> [What this task involves]: Retype each entry exactly.
*** Opening of Exercise material ***
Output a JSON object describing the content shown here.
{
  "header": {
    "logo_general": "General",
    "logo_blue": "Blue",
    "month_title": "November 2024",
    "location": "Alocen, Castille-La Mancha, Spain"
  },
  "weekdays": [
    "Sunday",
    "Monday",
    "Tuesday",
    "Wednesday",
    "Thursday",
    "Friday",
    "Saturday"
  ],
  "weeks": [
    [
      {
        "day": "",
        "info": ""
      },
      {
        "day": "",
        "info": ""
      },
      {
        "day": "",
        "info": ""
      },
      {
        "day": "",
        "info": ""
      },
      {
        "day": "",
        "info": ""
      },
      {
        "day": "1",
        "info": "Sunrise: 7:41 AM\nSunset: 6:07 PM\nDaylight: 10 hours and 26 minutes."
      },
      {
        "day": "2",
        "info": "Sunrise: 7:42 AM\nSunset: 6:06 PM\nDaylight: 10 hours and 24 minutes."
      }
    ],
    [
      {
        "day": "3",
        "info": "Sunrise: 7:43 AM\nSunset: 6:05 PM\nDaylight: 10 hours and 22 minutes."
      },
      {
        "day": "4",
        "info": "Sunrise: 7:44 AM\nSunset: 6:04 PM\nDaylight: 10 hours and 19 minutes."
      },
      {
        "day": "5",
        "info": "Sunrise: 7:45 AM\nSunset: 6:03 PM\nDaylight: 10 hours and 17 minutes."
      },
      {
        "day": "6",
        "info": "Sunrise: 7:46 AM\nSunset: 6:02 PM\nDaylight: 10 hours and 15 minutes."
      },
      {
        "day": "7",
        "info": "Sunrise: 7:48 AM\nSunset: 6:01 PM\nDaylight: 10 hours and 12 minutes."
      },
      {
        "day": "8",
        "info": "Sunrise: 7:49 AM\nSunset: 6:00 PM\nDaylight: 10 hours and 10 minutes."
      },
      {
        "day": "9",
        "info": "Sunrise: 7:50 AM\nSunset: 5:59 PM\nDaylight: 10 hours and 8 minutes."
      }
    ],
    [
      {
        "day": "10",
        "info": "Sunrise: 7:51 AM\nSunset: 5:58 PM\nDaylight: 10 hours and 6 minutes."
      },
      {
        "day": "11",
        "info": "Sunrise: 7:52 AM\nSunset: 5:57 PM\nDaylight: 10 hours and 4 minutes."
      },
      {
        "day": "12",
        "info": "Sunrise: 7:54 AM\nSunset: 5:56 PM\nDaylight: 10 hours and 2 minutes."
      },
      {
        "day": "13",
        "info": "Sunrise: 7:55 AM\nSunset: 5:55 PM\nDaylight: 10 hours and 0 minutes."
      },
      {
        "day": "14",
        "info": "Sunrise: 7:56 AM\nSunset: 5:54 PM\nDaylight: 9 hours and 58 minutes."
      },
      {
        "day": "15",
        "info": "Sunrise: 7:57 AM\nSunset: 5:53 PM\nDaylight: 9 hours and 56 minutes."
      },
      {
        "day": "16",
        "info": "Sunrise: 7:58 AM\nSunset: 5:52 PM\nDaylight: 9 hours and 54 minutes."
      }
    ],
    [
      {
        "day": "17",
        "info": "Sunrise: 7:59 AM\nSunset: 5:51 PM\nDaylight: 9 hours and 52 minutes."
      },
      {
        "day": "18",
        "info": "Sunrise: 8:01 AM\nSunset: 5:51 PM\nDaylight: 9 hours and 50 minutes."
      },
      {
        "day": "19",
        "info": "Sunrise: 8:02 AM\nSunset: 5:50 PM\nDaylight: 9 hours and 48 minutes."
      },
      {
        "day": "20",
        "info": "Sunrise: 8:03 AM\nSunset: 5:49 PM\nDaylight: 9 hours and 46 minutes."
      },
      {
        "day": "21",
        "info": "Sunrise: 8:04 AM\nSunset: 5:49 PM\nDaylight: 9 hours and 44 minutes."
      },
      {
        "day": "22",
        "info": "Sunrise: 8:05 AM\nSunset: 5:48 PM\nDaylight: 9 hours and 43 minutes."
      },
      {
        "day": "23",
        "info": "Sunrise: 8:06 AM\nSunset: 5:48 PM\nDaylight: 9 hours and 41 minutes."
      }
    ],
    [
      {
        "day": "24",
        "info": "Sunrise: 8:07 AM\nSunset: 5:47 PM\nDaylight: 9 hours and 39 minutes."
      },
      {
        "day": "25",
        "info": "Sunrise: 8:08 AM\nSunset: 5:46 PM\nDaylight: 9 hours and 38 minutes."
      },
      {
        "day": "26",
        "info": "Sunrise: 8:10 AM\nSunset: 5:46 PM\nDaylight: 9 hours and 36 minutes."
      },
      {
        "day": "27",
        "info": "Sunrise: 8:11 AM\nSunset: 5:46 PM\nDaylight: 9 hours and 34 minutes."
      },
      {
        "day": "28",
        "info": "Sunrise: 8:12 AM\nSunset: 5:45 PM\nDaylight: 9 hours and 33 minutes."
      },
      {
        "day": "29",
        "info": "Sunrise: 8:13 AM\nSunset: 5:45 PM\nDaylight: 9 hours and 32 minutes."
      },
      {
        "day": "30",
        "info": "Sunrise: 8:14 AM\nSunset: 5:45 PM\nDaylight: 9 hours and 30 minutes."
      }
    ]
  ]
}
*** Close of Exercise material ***
> [Problem solution]:
Output a JSON object describing the content shown here.
{
  "header": {
    "logo_general": "General",
    "logo_blue": "Blue",
    "month_title": "November 2024",
    "location": "Alocen, Castille-La Mancha, Spain"
  },
  "weekdays": [
    "Sunday",
    "Monday",
    "Tuesday",
    "Wednesday",
    "Thursday",
    "Friday",
    "Saturday"
  ],
  "weeks": [
    [
      {
        "day": "",
        "info": ""
      },
      {
        "day": "",
        "info": ""
      },
      {
        "day": "",
        "info": ""
      },
      {
        "day": "",
        "info": ""
      },
      {
        "day": "",
        "info": ""
      },
      {
        "day": "1",
        "info": "Sunrise: 7:41 AM\nSunset: 6:07 PM\nDaylight: 10 hours and 26 minutes."
      },
      {
        "day": "2",
        "info": "Sunrise: 7:42 AM\nSunset: 6:06 PM\nDaylight: 10 hours and 24 minutes."
      }
    ],
    [
      {
        "day": "3",
        "info": "Sunrise: 7:43 AM\nSunset: 6:05 PM\nDaylight: 10 hours and 22 minutes."
      },
      {
        "day": "4",
        "info": "Sunrise: 7:44 AM\nSunset: 6:04 PM\nDaylight: 10 hours and 19 minutes."
      },
      {
        "day": "5",
        "info": "Sunrise: 7:45 AM\nSunset: 6:03 PM\nDaylight: 10 hours and 17 minutes."
      },
      {
        "day": "6",
        "info": "Sunrise: 7:46 AM\nSunset: 6:02 PM\nDaylight: 10 hours and 15 minutes."
      },
      {
        "day": "7",
        "info": "Sunrise: 7:48 AM\nSunset: 6:01 PM\nDaylight: 10 hours and 12 minutes."
      },
      {
        "day": "8",
        "info": "Sunrise: 7:49 AM\nSunset: 6:00 PM\nDaylight: 10 hours and 10 minutes."
      },
      {
        "day": "9",
        "info": "Sunrise: 7:50 AM\nSunset: 5:59 PM\nDaylight: 10 hours and 8 minutes."
      }
    ],
    [
      {
        "day": "10",
        "info": "Sunrise: 7:51 AM\nSunset: 5:58 PM\nDaylight: 10 hours and 6 minutes."
      },
      {
        "day": "11",
        "info": "Sunrise: 7:52 AM\nSunset: 5:57 PM\nDaylight: 10 hours and 4 minutes."
      },
      {
        "day": "12",
        "info": "Sunrise: 7:54 AM\nSunset: 5:56 PM\nDaylight: 10 hours and 2 minutes."
      },
      {
        "day": "13",
        "info": "Sunrise: 7:55 AM\nSunset: 5:55 PM\nDaylight: 10 hours and 0 minutes."
      },
      {
        "day": "14",
        "info": "Sunrise: 7:56 AM\nSunset: 5:54 PM\nDaylight: 9 hours and 58 minutes."
      },
      {
        "day": "15",
        "info": "Sunrise: 7:57 AM\nSunset: 5:53 PM\nDaylight: 9 hours and 56 minutes."
      },
      {
        "day": "16",
        "info": "Sunrise: 7:58 AM\nSunset: 5:52 PM\nDaylight: 9 hours and 54 minutes."
      }
    ],
    [
      {
        "day": "17",
        "info": "Sunrise: 7:59 AM\nSunset: 5:51 PM\nDaylight: 9 hours and 52 minutes."
      },
      {
        "day": "18",
        "info": "Sunrise: 8:01 AM\nSunset: 5:51 PM\nDaylight: 9 hours and 50 minutes."
      },
      {
        "day": "19",
        "info": "Sunrise: 8:02 AM\nSunset: 5:50 PM\nDaylight: 9 hours and 48 minutes."
      },
      {
        "day": "20",
        "info": "Sunrise: 8:03 AM\nSunset: 5:49 PM\nDaylight: 9 hours and 46 minutes."
      },
      {
        "day": "21",
        "info": "Sunrise: 8:04 AM\nSunset: 5:49 PM\nDaylight: 9 hours and 44 minutes."
      },
      {
        "day": "22",
        "info": "Sunrise: 8:05 AM\nSunset: 5:48 PM\nDaylight: 9 hours and 43 minutes."
      },
      {
        "day": "23",
        "info": "Sunrise: 8:06 AM\nSunset: 5:48 PM\nDaylight: 9 hours and 41 minutes."
      }
    ],
    [
      {
        "day": "24",
        "info": "Sunrise: 8:07 AM\nSunset: 5:47 PM\nDaylight: 9 hours and 39 minutes."
      },
      {
        "day": "25",
        "info": "Sunrise: 8:08 AM\nSunset: 5:46 PM\nDaylight: 9 hours and 38 minutes."
      },
      {
        "day": "26",
        "info": "Sunrise: 8:10 AM\nSunset: 5:46 PM\nDaylight: 9 hours and 36 minutes."
      },
      {
        "day": "27",
        "info": "Sunrise: 8:11 AM\nSunset: 5:46 PM\nDaylight: 9 hours and 34 minutes."
      },
      {
        "day": "28",
        "info": "Sunrise: 8:12 AM\nSunset: 5:45 PM\nDaylight: 9 hours and 33 minutes."
      },
      {
        "day": "29",
        "info": "Sunrise: 8:13 AM\nSunset: 5:45 PM\nDaylight: 9 hours and 32 minutes."
      },
      {
        "day": "30",
        "info": "Sunrise: 8:14 AM\nSunset: 5:45 PM\nDaylight: 9 hours and 30 minutes."
      }
    ]
  ]
}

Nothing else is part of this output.